McCaskill has changed the menu numerous times since she’s arrived, which at the moment includes small plate specialities such as fried pork bun with chilli sauce and Port Lincoln sardines on toast while larger items include fenugreek chicken with salt baked celeriac and then there is the $3 home-made Monte Carlo biscuit, which is already a favourite.
“I’m trying to keep it really simple but there is still a lot of technical involvement,” McCaskill says. “It seems simple but there is a lot of work that has gone into it. I’m keeping the ingredients simple and not overcomplicating the food. It’s a neighbourhood restaurant as well. I wanted to come here because I didn’t want to do something formal, I wanted to keep it simple but with good processes and technical skills.”
With the small kitchen and hyper-seasonal ethos, her time spent cheffing interstate and overseas has primed her for this role. These restaurants include Tetsuya’s (the iconic Sydney restaurant), St John (where McCaskill was a stagiaire at Fergus Henderson’s game-changing nose-to-tail London destination) and Sat Bains’ eponymous restaurant in Nottingham.
“I worked as his [Sat Bains] development chef for a year in the development kitchen, so I would just come up with dishes with him,” she says of the chef who has two Michelin Stars to his name.
After experimenting and foraging at Sat Bains, McCaskill moved to Melbourne before relocating to Japan, where she was the first non-Japanese chef to work at one of Asia’s most acclaimed restaurants, Narisawa, which is currently number 18 on the World’s 50 Best list. McCaskill still doesn’t know why she was the first non-Japanese chef to grace its kitchen.
“I was pretty naïve: ‘Oh, yeah I’ll be fine. I can’t speak Japanese. I don’t need to learn it,’” she laughs. “I was so scared when I got there. It was confronting being out of my comfort zone. I was fine after the first few weeks but I felt very alone. There was one sommelier who could speak English and [Yoshihiro] Narisawa kind of spoke English.
“It was just so different.
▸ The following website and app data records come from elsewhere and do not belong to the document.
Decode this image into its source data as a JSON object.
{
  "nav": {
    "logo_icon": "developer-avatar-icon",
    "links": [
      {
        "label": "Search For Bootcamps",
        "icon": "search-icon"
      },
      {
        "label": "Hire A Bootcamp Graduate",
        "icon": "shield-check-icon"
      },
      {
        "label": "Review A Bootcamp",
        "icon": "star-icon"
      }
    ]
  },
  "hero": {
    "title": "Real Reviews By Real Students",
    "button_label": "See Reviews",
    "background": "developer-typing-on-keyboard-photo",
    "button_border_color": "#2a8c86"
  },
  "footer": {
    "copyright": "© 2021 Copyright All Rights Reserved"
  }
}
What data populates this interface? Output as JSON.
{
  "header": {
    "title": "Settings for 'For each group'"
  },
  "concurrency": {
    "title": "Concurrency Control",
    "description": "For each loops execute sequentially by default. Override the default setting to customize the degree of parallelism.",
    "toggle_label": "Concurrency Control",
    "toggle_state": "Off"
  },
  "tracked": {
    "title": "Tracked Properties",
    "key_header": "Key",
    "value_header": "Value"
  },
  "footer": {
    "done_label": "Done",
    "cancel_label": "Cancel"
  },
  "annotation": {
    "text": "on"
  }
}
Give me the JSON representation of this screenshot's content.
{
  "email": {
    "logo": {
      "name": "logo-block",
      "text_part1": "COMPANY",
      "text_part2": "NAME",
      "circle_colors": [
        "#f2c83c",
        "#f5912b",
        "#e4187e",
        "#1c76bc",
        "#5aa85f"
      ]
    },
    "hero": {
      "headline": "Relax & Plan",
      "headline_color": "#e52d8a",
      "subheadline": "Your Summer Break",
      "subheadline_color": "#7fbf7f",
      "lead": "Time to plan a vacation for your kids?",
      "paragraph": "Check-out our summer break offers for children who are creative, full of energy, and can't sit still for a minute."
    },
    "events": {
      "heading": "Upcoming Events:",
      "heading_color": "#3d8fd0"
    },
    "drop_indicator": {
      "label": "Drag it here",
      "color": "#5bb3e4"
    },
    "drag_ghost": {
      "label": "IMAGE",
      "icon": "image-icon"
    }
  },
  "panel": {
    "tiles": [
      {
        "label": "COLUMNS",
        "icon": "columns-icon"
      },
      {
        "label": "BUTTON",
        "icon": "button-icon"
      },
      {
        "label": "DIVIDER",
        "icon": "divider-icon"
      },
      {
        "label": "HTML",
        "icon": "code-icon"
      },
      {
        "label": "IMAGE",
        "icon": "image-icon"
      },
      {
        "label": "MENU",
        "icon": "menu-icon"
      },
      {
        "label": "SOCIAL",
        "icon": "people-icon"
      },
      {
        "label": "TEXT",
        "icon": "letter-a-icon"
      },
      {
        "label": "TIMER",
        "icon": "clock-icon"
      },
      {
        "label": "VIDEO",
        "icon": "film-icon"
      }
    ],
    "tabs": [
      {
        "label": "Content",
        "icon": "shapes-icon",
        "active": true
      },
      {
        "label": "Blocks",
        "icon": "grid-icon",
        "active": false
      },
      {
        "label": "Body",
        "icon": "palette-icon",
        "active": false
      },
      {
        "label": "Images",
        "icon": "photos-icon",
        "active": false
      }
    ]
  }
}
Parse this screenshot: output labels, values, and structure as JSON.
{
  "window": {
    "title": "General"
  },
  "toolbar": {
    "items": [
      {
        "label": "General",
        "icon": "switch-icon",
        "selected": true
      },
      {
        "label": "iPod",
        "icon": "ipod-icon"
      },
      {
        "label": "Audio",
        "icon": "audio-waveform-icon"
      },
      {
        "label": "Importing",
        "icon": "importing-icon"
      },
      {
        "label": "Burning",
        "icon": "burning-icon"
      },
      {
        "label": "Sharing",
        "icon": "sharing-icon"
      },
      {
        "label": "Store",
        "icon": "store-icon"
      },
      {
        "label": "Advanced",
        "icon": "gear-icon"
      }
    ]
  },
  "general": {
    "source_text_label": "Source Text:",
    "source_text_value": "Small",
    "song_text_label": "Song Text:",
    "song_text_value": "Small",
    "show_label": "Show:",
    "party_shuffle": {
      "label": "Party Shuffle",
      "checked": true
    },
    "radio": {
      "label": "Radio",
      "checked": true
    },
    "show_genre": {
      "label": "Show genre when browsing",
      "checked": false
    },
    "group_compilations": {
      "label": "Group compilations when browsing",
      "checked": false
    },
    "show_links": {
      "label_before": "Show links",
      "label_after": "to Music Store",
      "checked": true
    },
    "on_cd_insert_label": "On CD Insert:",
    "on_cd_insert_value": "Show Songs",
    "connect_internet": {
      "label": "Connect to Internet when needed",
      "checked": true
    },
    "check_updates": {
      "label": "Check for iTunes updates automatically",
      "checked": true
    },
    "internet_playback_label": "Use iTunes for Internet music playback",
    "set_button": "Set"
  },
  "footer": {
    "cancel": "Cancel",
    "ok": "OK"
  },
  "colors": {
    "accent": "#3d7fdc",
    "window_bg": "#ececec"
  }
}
We had a staff meal on the first day and I went to sit next to the one person who could speak English and he was like, ‘No, no. You can’t sit at this table. You have to sit with the females.’ So I just sat there awkwardly because I couldn’t talk to anyone. It got better because I tried [to study the language] and I should have learnt Japanese, really, but I just watched everything. I tried to get by just doing it without being asked or spoken to. Eventually, I picked up some Japanese and they picked up some English. It was really different. Kitchens are very serious and quiet, calm, clean, organised and super-seasonal.”
For Kardachi, taking on McCaskill is different to his usual modus operandi where he has a concept floating around and then works on that with a chef he knows and trusts.
“Emma is slightly unusual because normally they [the head chef] will have worked for me before they get an opportunity to get a sharehold or a working partnership. From the day I met her I liked, you might say, the cut of her jib and her energy. She’s got very strong philosophies and ideas. And I can see great future potential, so I’m prepared to evolve and make some changes here.”
With McCaskill on board, Kardachi wants to create a destination restaurant with a national reputation. For the chef, however, for now The Pot is “just a local place to come and have really good food and wine in a casual atmosphere”.
The Pot by Emma McCaskill
160 King William Road, Hyde Park
Tuesday to Friday, 12pm to late, Saturday and Sunday, 9am to late
Photography: Sia Duff